Author: Stuart Rance
RESILIA™ Cyber Resilience Best Practice
RESILIA is part of the Axelos best management practice portfolio, which also includes best practices such as ITIL and PRINCE2.
RESILIA Cyber Resilience Best Practice describes a management system approach for improving cyber resilience. RESILIA is designed to integrate well with ITIL® and other management system approaches, to ensure that cyber resilience is built in to the way the organization works, rather than being a separate practice.
RESILIA emphasizes the need for balance in cyber resilience, especially the need to balance:
- Protect, detect and correct. However much you try to protect your information, you won’t always succeed, so you also need to invest in detecting security incidents as quickly as possible and correcting them with minimal impact on the business.
- People, process and technology.
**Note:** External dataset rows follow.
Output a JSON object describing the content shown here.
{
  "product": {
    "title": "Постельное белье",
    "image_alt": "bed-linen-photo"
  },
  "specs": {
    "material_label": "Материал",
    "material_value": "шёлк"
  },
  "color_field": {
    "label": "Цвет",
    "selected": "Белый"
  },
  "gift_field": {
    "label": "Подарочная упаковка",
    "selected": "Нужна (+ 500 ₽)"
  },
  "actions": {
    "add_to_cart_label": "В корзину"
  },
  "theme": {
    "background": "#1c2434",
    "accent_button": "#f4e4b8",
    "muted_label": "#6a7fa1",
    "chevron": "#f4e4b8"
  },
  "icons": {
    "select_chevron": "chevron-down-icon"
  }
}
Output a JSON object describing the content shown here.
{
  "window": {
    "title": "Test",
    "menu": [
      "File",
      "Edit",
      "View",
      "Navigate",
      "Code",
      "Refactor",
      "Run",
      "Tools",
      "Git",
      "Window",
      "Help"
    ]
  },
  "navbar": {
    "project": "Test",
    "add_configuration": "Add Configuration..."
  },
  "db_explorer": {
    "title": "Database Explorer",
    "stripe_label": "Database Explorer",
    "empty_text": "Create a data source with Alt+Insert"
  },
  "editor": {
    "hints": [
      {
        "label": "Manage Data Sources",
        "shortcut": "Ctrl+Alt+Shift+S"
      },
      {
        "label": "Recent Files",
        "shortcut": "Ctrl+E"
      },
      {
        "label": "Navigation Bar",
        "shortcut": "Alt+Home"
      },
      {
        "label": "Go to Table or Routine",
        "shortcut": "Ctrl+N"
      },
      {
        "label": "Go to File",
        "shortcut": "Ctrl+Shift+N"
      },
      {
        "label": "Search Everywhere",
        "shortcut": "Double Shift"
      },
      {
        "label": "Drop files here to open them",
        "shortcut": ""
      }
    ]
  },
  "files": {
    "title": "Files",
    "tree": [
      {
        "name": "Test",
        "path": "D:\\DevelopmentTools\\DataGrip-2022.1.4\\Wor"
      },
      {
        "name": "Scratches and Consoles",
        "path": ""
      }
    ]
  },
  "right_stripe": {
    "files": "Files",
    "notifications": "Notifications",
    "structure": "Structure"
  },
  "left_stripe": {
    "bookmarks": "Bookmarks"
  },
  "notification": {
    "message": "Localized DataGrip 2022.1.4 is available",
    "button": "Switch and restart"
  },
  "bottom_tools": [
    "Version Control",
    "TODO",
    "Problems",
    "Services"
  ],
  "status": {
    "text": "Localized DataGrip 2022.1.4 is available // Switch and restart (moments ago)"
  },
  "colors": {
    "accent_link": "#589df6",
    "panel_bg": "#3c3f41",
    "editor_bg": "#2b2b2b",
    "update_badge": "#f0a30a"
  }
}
Many security publications, and many security experts, focus almost entirely on technology solutions, but cyber resilience is as much about processes and people as it is about technology.
- Risks and opportunities. The more security controls you put in place, the harder it can be to run your business. Really great security could make it absolutely impossible for the business to capitalize on new opportunities. This can lead to people working around your carefully crafted security controls, resulting in increased risk.
RESILIA is based on a similar lifecycle to ITIL, with five distinct stages.
- Cyber resilience strategy. Understanding the purpose of cyber resilience in the organization, ensuring the right capabilities and resources are available, establishing governance of cyber resilience, setting policies, managing audit and compliance.
- Cyber resilience design. Designing everything needed to turn the strategy into reality, including the management system and controls needed to protect your assets.
- Cyber resilience transition. Taking the output of cyber resilience design and moving it into operational use, ensuring that risks are managed and new or modified processes and controls deliver the expected outcomes.
- Cyber resilience operation. Managing cyber resilience on an ongoing basis, including management of events, incidents, problems and access rights, as well as managing the technology.
- Cyber resilience continual improvement. Ensuring that cyber resilience continues to be effective in the face of continual changes in the threat environment, the business environment and the technology environment.
- Managers who are responsible for staff and processes where cyber resilience practices are required
- IT service management teams, IT development and security teams, and cyber teams who manage and operate the information and information systems the organization depends on
- IT designers and architects who design information systems and security controls
- Senior management who are accountable for cyber resilience including chief information security officers (CISO) and IT directors
Scope and constraints
The publication describes the need for a holistic management system that covers cyber resilience in addition to IT service management, quality management, risk management and every other aspect. It includes a description of an asset-based approach to risk management, but is designed to work with any existing risk management approach in use within an organization.
Each chapter of RESILIA describes security controls that are relevant to that stage of the cyber resilience lifecycle, and then explains how those cyber resilience controls interact with the IT service management processes associated with that stage.
The publication also describes three fictional organizations and includes examples in every chapter showing how the cyber resilience practices can be applied in different contexts.